Exercise goal =
Gather the lines below that include the string "data", copying each in full.

++++++++++

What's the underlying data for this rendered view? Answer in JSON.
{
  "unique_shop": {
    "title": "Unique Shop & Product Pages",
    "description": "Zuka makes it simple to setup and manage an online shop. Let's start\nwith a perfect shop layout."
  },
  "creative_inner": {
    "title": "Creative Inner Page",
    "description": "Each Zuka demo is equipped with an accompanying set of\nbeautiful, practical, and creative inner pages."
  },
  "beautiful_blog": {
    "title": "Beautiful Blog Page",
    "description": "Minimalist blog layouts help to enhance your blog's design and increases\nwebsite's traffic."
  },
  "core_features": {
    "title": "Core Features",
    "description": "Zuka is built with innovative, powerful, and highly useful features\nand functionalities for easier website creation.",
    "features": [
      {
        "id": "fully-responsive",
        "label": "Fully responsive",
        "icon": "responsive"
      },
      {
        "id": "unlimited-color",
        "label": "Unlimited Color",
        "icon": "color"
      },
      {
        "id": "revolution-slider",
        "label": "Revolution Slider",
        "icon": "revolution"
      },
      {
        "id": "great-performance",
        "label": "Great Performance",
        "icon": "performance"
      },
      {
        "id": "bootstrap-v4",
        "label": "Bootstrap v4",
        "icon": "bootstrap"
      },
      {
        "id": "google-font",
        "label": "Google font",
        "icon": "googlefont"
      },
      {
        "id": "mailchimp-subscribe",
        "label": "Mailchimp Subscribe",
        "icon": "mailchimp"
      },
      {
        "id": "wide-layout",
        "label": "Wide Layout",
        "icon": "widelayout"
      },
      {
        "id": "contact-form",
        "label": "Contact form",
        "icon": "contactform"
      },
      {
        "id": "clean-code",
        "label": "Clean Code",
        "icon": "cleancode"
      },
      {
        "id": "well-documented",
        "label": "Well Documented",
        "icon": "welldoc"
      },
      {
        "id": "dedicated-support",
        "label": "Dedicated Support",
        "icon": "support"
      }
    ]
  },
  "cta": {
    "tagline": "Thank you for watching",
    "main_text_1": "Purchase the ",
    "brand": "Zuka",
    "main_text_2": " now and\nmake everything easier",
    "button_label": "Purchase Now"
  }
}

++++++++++

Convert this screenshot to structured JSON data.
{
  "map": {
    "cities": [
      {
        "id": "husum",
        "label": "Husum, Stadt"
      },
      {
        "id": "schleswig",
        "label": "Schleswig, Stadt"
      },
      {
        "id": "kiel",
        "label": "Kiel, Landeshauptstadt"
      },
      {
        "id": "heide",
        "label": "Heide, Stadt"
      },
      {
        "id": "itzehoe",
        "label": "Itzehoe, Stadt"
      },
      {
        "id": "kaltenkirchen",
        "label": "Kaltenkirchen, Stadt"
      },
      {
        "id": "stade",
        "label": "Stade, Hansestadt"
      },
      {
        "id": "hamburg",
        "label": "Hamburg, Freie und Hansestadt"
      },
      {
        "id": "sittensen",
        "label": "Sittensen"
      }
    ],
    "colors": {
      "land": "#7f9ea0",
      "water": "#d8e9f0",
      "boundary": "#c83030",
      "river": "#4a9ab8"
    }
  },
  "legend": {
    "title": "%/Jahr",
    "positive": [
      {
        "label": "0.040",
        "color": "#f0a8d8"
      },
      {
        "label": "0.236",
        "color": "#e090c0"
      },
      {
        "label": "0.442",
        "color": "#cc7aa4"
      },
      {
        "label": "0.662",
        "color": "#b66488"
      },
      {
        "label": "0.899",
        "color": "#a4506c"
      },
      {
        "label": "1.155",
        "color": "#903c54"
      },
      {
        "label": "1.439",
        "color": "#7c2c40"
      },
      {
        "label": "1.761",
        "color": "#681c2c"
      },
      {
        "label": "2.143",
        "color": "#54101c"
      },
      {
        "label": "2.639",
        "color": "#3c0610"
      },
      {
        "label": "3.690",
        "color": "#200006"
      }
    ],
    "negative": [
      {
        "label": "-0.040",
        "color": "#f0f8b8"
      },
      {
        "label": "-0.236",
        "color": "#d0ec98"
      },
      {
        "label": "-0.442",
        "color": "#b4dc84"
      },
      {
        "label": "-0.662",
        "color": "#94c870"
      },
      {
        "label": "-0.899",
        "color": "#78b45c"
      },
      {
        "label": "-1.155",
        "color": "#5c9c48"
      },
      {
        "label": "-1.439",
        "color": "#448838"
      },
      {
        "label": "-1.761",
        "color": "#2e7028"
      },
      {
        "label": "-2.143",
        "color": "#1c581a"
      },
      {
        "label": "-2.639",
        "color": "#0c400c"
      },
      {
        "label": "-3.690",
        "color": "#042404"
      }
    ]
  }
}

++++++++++

Answer area =
What's the underlying data for this rendered view? Answer in JSON.
Convert this screenshot to structured JSON data.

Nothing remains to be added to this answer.